NEW YORK (Reuters) - Mortgage credit has become too tight as lenders reacted to the U.S. housing bust, but chances that those terms will ease soon are remote, William Emerson, chief executive officer of online lender Quicken Loans Inc., said on Thursday.
Tight credit has frustrated even the most credit-worthy borrowers this year as banks, burned by faulty loans they made, clamped down on underwriting guidelines. Some banks have made standards tougher than Fannie Mae and Freddie Mac -- whose programs fund most loans -- would require, Emerson noted.
"Anytime you go through a difficult cycle things always get tightened and they probably get tightened too far," Emerson said in an interview. "I would tell you we are probably there, we are probably tighter than we need to be."
He doubted others would see it his way, however, and Quicken is largely bound by underwriting guidelines set by the two U.S. mortgage funding giants. There probably will not be much loosening in credit for another 24 months, he said.
In the meantime, Quicken -- which will originate more than $25 billion in 2010 -- will focus on grabbing market share, he said. Website MortgageDaily.com said Quicken rose two spots to rank eighth in U.S. mortgage volume last quarter.
The online lender is still tiny relative to the major lenders like No 1. Wells Fargo & Company (WFC.N), which originated $101 billion in mortgages last quarter.
Many big banks have been unwilling to add employees this year as refinancing business boomed, creating backlogs and slowing the process, Emerson said. The online capabilities of Quicken allow it to be more "scalable," he said.

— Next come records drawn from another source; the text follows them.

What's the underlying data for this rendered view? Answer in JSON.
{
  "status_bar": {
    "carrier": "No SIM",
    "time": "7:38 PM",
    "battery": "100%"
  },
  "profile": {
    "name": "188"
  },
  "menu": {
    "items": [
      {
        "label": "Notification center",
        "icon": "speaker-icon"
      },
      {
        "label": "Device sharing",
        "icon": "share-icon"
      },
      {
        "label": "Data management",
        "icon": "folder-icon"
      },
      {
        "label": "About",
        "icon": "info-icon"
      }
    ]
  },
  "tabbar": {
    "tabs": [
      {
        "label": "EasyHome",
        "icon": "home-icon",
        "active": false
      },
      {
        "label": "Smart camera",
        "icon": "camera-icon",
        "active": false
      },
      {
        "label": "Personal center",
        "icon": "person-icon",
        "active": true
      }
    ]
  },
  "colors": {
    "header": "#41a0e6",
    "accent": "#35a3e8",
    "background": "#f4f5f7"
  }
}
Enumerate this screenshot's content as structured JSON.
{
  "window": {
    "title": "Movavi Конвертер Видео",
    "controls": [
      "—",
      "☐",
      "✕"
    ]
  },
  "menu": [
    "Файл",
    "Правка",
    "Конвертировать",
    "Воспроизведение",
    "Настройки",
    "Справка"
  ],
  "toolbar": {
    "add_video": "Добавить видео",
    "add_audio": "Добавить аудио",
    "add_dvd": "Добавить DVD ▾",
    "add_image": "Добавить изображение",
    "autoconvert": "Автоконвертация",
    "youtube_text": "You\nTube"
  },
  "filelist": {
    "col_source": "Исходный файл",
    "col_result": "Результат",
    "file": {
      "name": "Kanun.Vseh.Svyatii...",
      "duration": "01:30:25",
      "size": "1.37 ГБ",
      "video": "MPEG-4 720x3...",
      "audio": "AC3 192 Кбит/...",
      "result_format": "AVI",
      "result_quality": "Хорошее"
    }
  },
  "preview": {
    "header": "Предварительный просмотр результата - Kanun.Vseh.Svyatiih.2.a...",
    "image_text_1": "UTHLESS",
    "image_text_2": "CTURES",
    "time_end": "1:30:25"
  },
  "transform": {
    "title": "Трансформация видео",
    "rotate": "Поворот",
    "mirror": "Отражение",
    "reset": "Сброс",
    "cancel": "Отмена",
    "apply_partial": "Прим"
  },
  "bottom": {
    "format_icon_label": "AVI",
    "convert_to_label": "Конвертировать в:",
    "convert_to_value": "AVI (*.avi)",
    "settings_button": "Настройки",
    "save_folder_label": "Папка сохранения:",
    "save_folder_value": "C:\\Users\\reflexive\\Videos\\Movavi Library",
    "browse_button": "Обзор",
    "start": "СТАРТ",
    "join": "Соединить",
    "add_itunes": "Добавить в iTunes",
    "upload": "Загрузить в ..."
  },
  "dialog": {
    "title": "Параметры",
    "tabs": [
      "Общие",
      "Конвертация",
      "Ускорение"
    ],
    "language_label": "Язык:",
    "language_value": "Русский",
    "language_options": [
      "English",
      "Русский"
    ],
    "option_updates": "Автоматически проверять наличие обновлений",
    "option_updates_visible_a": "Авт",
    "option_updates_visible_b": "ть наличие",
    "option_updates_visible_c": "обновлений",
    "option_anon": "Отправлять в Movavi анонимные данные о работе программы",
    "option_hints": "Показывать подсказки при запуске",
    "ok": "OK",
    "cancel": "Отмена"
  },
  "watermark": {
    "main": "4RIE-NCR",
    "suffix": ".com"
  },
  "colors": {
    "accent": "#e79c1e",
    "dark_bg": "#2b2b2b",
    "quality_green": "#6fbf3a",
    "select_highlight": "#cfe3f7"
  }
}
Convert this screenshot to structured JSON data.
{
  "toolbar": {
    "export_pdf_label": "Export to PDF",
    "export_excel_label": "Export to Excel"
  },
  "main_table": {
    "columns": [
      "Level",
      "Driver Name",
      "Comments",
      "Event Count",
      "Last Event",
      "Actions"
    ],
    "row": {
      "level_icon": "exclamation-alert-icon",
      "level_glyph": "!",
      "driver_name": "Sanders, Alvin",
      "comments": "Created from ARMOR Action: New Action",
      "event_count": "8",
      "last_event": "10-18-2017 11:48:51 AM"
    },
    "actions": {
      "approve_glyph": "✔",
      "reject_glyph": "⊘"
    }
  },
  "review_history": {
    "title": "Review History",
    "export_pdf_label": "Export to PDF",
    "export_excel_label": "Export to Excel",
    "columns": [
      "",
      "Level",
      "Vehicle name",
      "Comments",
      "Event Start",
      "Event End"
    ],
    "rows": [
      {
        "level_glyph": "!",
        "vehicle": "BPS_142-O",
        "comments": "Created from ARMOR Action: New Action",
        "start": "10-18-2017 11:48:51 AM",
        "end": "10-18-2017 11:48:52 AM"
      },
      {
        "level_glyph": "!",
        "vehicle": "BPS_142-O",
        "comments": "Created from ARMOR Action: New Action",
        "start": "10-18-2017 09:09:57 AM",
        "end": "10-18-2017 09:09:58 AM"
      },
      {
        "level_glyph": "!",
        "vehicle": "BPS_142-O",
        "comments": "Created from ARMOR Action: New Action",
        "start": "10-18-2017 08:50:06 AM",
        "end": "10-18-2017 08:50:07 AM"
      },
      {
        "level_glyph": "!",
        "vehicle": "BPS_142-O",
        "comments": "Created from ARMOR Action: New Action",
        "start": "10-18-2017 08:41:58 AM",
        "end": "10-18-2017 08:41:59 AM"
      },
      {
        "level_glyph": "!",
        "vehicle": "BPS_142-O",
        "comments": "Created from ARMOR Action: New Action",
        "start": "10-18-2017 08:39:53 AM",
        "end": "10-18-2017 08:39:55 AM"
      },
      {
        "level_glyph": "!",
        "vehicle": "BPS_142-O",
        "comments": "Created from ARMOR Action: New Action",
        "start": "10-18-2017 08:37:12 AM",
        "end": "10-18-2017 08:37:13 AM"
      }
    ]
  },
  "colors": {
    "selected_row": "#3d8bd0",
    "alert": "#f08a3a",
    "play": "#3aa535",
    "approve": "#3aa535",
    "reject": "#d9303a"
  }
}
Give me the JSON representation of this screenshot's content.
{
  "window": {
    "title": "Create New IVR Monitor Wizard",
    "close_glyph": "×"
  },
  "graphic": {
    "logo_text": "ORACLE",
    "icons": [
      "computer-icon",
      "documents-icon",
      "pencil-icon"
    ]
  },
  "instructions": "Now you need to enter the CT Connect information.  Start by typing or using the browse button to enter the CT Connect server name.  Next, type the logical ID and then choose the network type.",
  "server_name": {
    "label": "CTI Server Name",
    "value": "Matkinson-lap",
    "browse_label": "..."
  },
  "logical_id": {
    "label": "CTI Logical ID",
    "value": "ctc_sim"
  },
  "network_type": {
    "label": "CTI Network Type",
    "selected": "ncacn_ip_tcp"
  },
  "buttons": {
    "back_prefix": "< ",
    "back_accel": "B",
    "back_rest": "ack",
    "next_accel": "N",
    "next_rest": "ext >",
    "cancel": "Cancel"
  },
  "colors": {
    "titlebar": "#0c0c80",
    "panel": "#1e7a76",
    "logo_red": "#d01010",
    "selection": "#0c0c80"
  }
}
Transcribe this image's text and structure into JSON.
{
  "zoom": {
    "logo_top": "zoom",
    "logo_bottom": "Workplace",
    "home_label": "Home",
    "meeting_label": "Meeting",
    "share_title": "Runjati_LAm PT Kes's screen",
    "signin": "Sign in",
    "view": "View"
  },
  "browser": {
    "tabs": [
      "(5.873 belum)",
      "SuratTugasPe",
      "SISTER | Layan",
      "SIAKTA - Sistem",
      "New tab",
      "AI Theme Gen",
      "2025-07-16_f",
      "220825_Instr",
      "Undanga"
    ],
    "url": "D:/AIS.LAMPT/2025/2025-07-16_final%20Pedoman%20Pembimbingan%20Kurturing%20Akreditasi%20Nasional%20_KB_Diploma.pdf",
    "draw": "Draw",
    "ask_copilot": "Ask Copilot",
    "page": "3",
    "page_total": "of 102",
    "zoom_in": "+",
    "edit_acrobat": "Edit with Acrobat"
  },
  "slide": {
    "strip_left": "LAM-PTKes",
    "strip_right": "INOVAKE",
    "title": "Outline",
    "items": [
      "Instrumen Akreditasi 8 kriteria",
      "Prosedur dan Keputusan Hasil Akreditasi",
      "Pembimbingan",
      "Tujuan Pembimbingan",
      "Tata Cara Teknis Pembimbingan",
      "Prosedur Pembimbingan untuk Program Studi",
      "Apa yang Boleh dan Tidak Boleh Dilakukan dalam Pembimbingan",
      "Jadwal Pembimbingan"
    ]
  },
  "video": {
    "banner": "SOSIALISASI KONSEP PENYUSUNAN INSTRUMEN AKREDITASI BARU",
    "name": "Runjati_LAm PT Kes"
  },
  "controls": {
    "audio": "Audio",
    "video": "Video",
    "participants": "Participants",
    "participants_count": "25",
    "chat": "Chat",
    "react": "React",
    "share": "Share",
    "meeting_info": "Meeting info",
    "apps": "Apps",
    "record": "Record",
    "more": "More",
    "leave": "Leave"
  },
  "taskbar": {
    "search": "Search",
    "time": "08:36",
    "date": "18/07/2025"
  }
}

Overall customer satisfaction has declined as the time it takes to get a loan has lengthened, according to a J.D. Power and Associates survey on Thursday, which ranked Quicken No. 1.
(Editing by Kenneth Barry)